Reading the menu is only half the battle, though, as blind diners might also need assistance cutting their food, for instance, or finding their way to the bathroom — an issue exacerbated if they have no idea where it is. Staff can help by informing them right when they’re seated, and management can spend even a couple hours training their employees about accessibility.
Starbucks, for example, has invested in full-on inclusive concepts with two signing cafes in Malaysia and Washington D.C., both of which employ deaf employees. The D.C. store was designed with deaf customers top of mind, with two-way keyboards for customers to type their orders and digital screens that display menus and announce prepared drinks.
RightHear showed off their technology at the CSUN Assistive Technology Conference in San Diego last March and won over at least one big fan: Stevie Wonder. The Jerusalem Post reported that the app had 400 clients at that time and aimed to solve physical obstacles for the blind, rather than the more commonly discussed barriers to computers and the internet.

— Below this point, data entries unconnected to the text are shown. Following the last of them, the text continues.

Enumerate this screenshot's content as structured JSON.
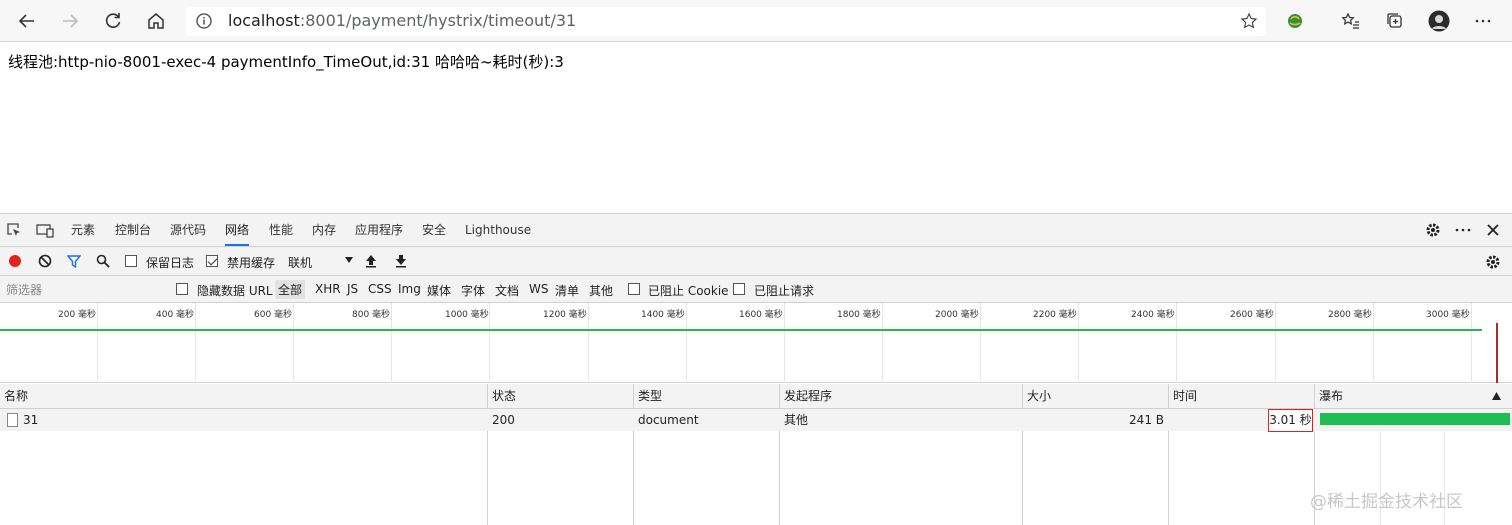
{
  "browser": {
    "url_host": "localhost",
    "url_rest": ":8001/payment/hystrix/timeout/31",
    "buttons": {
      "back": "back-arrow-icon",
      "forward": "forward-arrow-icon",
      "refresh": "refresh-icon",
      "home": "home-icon"
    }
  },
  "page": {
    "text": "线程池:http-nio-8001-exec-4 paymentInfo_TimeOut,id:31 哈哈哈~耗时(秒):3"
  },
  "devtools": {
    "tabs": [
      "元素",
      "控制台",
      "源代码",
      "网络",
      "性能",
      "内存",
      "应用程序",
      "安全",
      "Lighthouse"
    ],
    "active_tab": "网络",
    "toolbar": {
      "preserve_log": "保留日志",
      "disable_cache": "禁用缓存",
      "throttle": "联机"
    },
    "filter": {
      "placeholder": "筛选器",
      "hide_data_url": "隐藏数据 URL",
      "types": [
        "全部",
        "XHR",
        "JS",
        "CSS",
        "Img",
        "媒体",
        "字体",
        "文档",
        "WS",
        "清单",
        "其他"
      ],
      "blocked_cookie": "已阻止 Cookie",
      "blocked_requests": "已阻止请求"
    },
    "overview_ticks": [
      "200 毫秒",
      "400 毫秒",
      "600 毫秒",
      "800 毫秒",
      "1000 毫秒",
      "1200 毫秒",
      "1400 毫秒",
      "1600 毫秒",
      "1800 毫秒",
      "2000 毫秒",
      "2200 毫秒",
      "2400 毫秒",
      "2600 毫秒",
      "2800 毫秒",
      "3000 毫秒"
    ],
    "columns": [
      "名称",
      "状态",
      "类型",
      "发起程序",
      "大小",
      "时间",
      "瀑布"
    ],
    "rows": [
      {
        "name": "31",
        "status": "200",
        "type": "document",
        "initiator": "其他",
        "size": "241 B",
        "time": "3.01 秒"
      }
    ]
  },
  "watermark": "@稀土掘金技术社区",
  "colors": {
    "accent": "#1a73e8",
    "waterfall": "#1fbe52",
    "highlight_box": "#dd2222"
  }
}
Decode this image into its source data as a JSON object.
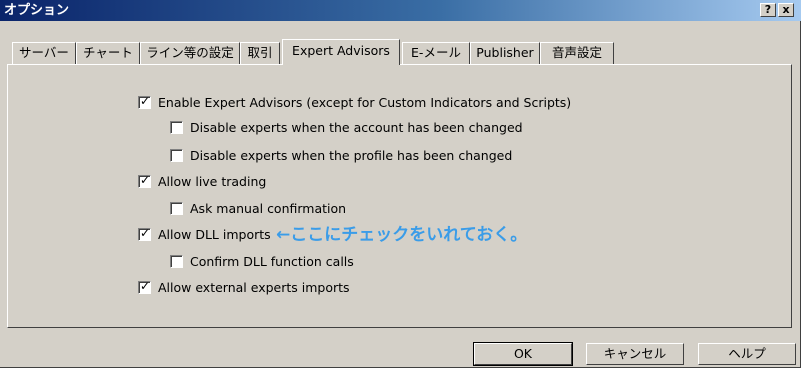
{
  "window": {
    "title": "オプション"
  },
  "titlebar_buttons": {
    "help": "?",
    "close": "x"
  },
  "tabs": [
    {
      "label": "サーバー",
      "active": false
    },
    {
      "label": "チャート",
      "active": false
    },
    {
      "label": "ライン等の設定",
      "active": false
    },
    {
      "label": "取引",
      "active": false
    },
    {
      "label": "Expert Advisors",
      "active": true
    },
    {
      "label": "E-メール",
      "active": false
    },
    {
      "label": "Publisher",
      "active": false
    },
    {
      "label": "音声設定",
      "active": false
    }
  ],
  "options": [
    {
      "label": "Enable Expert Advisors (except for Custom Indicators and Scripts)",
      "checked": true
    },
    {
      "label": "Disable experts when the account has been changed",
      "checked": false
    },
    {
      "label": "Disable experts when the profile has been changed",
      "checked": false
    },
    {
      "label": "Allow live trading",
      "checked": true
    },
    {
      "label": "Ask manual confirmation",
      "checked": false
    },
    {
      "label": "Allow DLL imports",
      "checked": true
    },
    {
      "label": "Confirm DLL function calls",
      "checked": false
    },
    {
      "label": "Allow external experts imports",
      "checked": true
    }
  ],
  "annotation": "←ここにチェックをいれておく。",
  "buttons": {
    "ok": "OK",
    "cancel": "キャンセル",
    "help": "ヘルプ"
  }
}
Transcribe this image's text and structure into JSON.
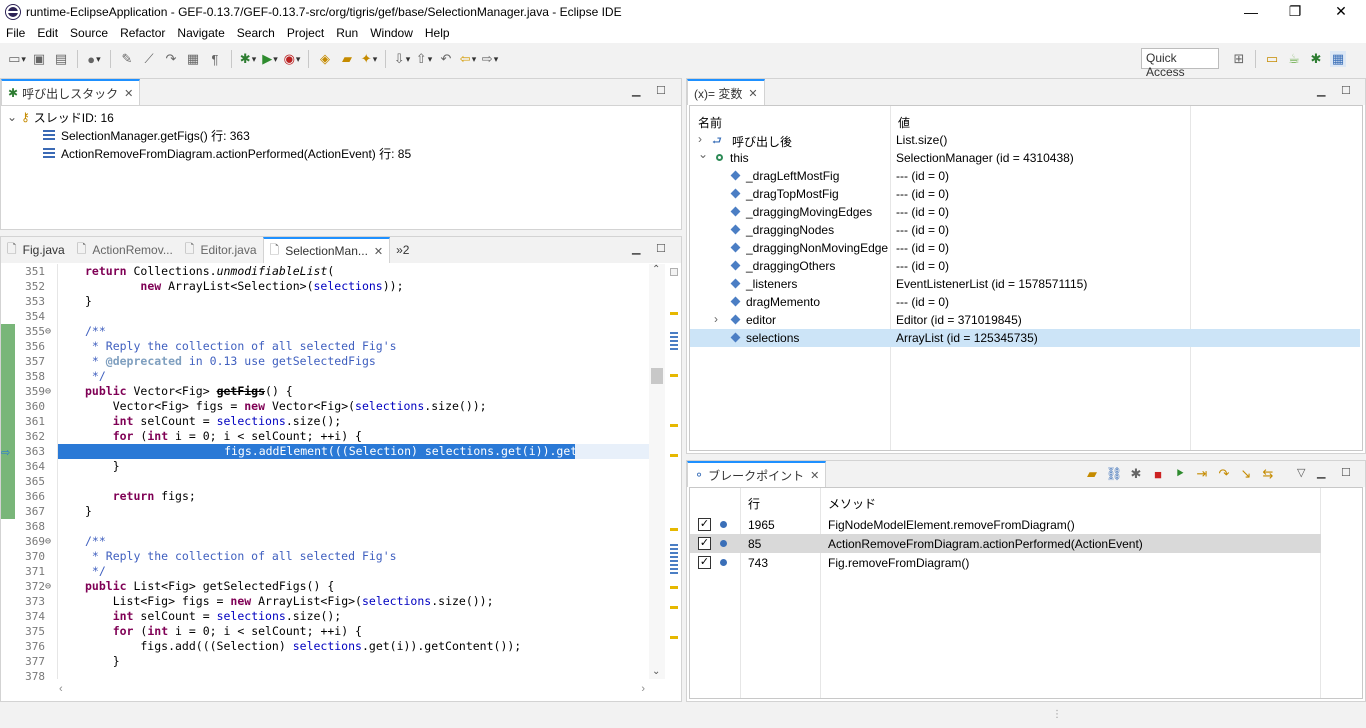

The system uses small, rock-like, self-powered sensors — called a physical accessibility spot, according to a video on RightHear’s website, installed in select locations of the building, to detect movement, which pings the app to voice instructions. Building owners control the app from a content management system. Upon reaching a set of three stairs in a museum, for instance, the customer could hear, “Please watch your step for three stairs.” When passing the entrance to a new exhibition, the app could announce a welcome message. For a quick-service restaurant, the system will likely mean instructions for a double-doored entry, the order counter, or directions to the restroom.
Still, because the RightHear technology relies on sensors, it might run into trouble in busy restaurants where staff and patrons swoop in and out. Customers might have to close the app while seated to avoid unwanted announcements of another person passing by the stair sensor.